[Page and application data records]
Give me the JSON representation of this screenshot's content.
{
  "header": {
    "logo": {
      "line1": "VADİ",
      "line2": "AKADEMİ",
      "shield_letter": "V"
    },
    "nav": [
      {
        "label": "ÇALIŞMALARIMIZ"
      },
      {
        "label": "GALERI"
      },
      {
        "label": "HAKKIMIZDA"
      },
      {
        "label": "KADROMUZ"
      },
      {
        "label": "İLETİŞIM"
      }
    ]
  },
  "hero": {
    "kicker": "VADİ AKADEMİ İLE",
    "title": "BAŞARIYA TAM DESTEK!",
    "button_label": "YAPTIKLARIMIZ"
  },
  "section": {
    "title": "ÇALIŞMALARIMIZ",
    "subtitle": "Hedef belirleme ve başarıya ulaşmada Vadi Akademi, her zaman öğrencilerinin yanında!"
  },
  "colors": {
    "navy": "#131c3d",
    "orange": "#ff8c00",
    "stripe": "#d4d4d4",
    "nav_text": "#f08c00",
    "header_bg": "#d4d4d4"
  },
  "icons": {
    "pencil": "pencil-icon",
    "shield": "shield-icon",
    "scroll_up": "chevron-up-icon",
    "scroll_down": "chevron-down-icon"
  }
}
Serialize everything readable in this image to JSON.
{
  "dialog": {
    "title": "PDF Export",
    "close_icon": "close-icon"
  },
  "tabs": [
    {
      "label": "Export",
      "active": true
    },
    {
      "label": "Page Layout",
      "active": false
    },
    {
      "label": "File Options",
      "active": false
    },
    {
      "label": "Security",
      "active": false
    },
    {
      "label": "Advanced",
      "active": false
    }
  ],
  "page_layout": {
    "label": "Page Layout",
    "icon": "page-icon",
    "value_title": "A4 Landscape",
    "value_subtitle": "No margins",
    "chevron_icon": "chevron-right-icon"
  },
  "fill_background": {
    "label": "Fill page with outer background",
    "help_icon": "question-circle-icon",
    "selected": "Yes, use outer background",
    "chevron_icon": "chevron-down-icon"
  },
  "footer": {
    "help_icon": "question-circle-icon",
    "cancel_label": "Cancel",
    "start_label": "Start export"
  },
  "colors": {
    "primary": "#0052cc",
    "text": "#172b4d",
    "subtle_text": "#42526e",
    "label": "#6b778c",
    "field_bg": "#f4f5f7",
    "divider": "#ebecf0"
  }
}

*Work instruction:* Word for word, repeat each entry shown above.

*Response for this exercise:*
Give me the JSON representation of this screenshot's content.
{
  "header": {
    "logo": {
      "line1": "VADİ",
      "line2": "AKADEMİ",
      "shield_letter": "V"
    },
    "nav": [
      {
        "label": "ÇALIŞMALARIMIZ"
      },
      {
        "label": "GALERI"
      },
      {
        "label": "HAKKIMIZDA"
      },
      {
        "label": "KADROMUZ"
      },
      {
        "label": "İLETİŞIM"
      }
    ]
  },
  "hero": {
    "kicker": "VADİ AKADEMİ İLE",
    "title": "BAŞARIYA TAM DESTEK!",
    "button_label": "YAPTIKLARIMIZ"
  },
  "section": {
    "title": "ÇALIŞMALARIMIZ",
    "subtitle": "Hedef belirleme ve başarıya ulaşmada Vadi Akademi, her zaman öğrencilerinin yanında!"
  },
  "colors": {
    "navy": "#131c3d",
    "orange": "#ff8c00",
    "stripe": "#d4d4d4",
    "nav_text": "#f08c00",
    "header_bg": "#d4d4d4"
  },
  "icons": {
    "pencil": "pencil-icon",
    "shield": "shield-icon",
    "scroll_up": "chevron-up-icon",
    "scroll_down": "chevron-down-icon"
  }
}
Serialize everything readable in this image to JSON.
{
  "dialog": {
    "title": "PDF Export",
    "close_icon": "close-icon"
  },
  "tabs": [
    {
      "label": "Export",
      "active": true
    },
    {
      "label": "Page Layout",
      "active": false
    },
    {
      "label": "File Options",
      "active": false
    },
    {
      "label": "Security",
      "active": false
    },
    {
      "label": "Advanced",
      "active": false
    }
  ],
  "page_layout": {
    "label": "Page Layout",
    "icon": "page-icon",
    "value_title": "A4 Landscape",
    "value_subtitle": "No margins",
    "chevron_icon": "chevron-right-icon"
  },
  "fill_background": {
    "label": "Fill page with outer background",
    "help_icon": "question-circle-icon",
    "selected": "Yes, use outer background",
    "chevron_icon": "chevron-down-icon"
  },
  "footer": {
    "help_icon": "question-circle-icon",
    "cancel_label": "Cancel",
    "start_label": "Start export"
  },
  "colors": {
    "primary": "#0052cc",
    "text": "#172b4d",
    "subtle_text": "#42526e",
    "label": "#6b778c",
    "field_bg": "#f4f5f7",
    "divider": "#ebecf0"
  }
}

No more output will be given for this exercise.